Updated: Free service and refunds follow bus strike settlement in Central Okanagan

Partial refunds or reduced-cost transit passes for December are available from Kelowna city hall.

Update: Kelowna city hall now says riders with transit passes have the option of purchasing a three-week discounted December pass, or receiving a refund of three weeks for their November transit pass as a result of the resumption of service following the recent strike by bus drivers in the Central Okanagan.

In order to redeem either one, pass holders must return their November transit passes.

Discounted December passes can be purchased at any transit fare product vendor, however refunds will only be processed at Kelowna city hall, Monday to Friday, 8 a.m. to 4 p.m.

Riders who do not plan to buy a December transit pass and only want to receive a pro-rated refund for three weeks of November must apply for their refund at city hall and hand in their November 2016 transit pass.

 

Original story: Now that the Central Okanagan transit strike is over, transit pass holders who paid for a month of service for November but lost two weeks due to the labour dispute, can get a partial refund.

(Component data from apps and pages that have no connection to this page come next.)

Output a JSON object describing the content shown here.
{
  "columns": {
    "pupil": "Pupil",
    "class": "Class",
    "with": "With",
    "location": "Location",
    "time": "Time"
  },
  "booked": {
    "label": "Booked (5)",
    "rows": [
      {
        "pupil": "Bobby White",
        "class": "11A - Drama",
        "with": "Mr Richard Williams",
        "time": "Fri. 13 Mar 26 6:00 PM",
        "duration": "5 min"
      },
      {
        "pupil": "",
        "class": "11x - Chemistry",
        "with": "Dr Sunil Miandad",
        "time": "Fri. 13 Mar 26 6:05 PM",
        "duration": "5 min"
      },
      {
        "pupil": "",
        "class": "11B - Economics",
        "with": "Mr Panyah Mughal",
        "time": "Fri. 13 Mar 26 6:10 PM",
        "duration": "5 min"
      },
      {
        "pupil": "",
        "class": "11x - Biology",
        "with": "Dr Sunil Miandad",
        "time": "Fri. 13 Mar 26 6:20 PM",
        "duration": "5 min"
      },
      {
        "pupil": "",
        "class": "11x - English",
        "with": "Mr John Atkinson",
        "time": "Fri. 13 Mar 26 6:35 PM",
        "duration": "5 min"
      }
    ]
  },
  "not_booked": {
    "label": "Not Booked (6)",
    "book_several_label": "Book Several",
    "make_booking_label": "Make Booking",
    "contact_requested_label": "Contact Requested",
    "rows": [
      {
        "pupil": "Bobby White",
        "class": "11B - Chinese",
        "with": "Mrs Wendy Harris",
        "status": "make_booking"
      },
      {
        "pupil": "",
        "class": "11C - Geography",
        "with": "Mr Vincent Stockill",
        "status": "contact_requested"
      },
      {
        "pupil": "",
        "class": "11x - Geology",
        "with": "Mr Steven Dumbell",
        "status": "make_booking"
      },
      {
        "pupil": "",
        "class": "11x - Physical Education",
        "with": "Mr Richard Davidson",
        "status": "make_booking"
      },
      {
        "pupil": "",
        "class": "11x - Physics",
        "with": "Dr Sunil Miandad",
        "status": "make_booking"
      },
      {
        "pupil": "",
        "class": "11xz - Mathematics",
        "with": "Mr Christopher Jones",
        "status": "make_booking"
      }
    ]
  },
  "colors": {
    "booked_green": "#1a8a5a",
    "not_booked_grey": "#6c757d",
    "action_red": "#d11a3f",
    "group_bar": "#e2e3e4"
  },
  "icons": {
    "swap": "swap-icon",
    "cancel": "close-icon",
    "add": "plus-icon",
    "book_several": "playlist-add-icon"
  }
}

Kelowna Regional Transit says passes will be refunded on a pro-rated basis and refunds are available at Kelowna City Hall. Transit passes are required as proof of purchase.

The strike ended Thursday morning when drivers went back to work after ratifying a new collective agreement with First Canada, the company contracted to run the transit system here.

In addition to the partial refund of transit passes, B.C.Transit announced that everyone can ride the buses for free in the Central Okanagan for the rest of the month.

“As a thank you to our customers for their patience, BC Transit, the province of B.C. and our local government partners will provide free service in the Kelowna Regional Transit system for the remainder of November,” said B.C. Transit is a statement issued Wednesday.

It also quoted Transportation Minister Todd Stone as praising both sides involved in the labour dispute, the union representing the 217 drivers, the Amalgamated Transit Union Local 1722 and and the First Canada.

“It is always good news when two parties are able to come together in good faith as part of the collective bargaining process and agree on a resolution that is good for both the employees and taxpayers,” said Stone.

 

Kelowna Capital News